# What you are asked to do:
Below are records that must be duplicated exactly.

━━━━━ Data shown ━━━━━

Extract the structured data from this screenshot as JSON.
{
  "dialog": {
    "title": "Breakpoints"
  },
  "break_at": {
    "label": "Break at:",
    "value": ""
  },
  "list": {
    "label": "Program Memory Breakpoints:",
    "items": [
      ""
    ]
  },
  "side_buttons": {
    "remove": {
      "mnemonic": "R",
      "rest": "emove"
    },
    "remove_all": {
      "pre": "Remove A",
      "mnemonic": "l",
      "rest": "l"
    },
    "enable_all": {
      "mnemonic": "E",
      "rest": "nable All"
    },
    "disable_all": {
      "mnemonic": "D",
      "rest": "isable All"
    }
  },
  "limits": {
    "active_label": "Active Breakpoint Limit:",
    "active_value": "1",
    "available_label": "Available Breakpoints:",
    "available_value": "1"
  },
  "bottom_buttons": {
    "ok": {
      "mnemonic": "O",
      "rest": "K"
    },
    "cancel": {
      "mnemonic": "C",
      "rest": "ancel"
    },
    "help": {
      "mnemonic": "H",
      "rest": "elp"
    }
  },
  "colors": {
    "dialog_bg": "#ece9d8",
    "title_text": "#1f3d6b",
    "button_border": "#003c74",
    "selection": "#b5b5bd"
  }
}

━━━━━

# Response:
Extract the structured data from this screenshot as JSON.
{
  "dialog": {
    "title": "Breakpoints"
  },
  "break_at": {
    "label": "Break at:",
    "value": ""
  },
  "list": {
    "label": "Program Memory Breakpoints:",
    "items": [
      ""
    ]
  },
  "side_buttons": {
    "remove": {
      "mnemonic": "R",
      "rest": "emove"
    },
    "remove_all": {
      "pre": "Remove A",
      "mnemonic": "l",
      "rest": "l"
    },
    "enable_all": {
      "mnemonic": "E",
      "rest": "nable All"
    },
    "disable_all": {
      "mnemonic": "D",
      "rest": "isable All"
    }
  },
  "limits": {
    "active_label": "Active Breakpoint Limit:",
    "active_value": "1",
    "available_label": "Available Breakpoints:",
    "available_value": "1"
  },
  "bottom_buttons": {
    "ok": {
      "mnemonic": "O",
      "rest": "K"
    },
    "cancel": {
      "mnemonic": "C",
      "rest": "ancel"
    },
    "help": {
      "mnemonic": "H",
      "rest": "elp"
    }
  },
  "colors": {
    "dialog_bg": "#ece9d8",
    "title_text": "#1f3d6b",
    "button_border": "#003c74",
    "selection": "#b5b5bd"
  }
}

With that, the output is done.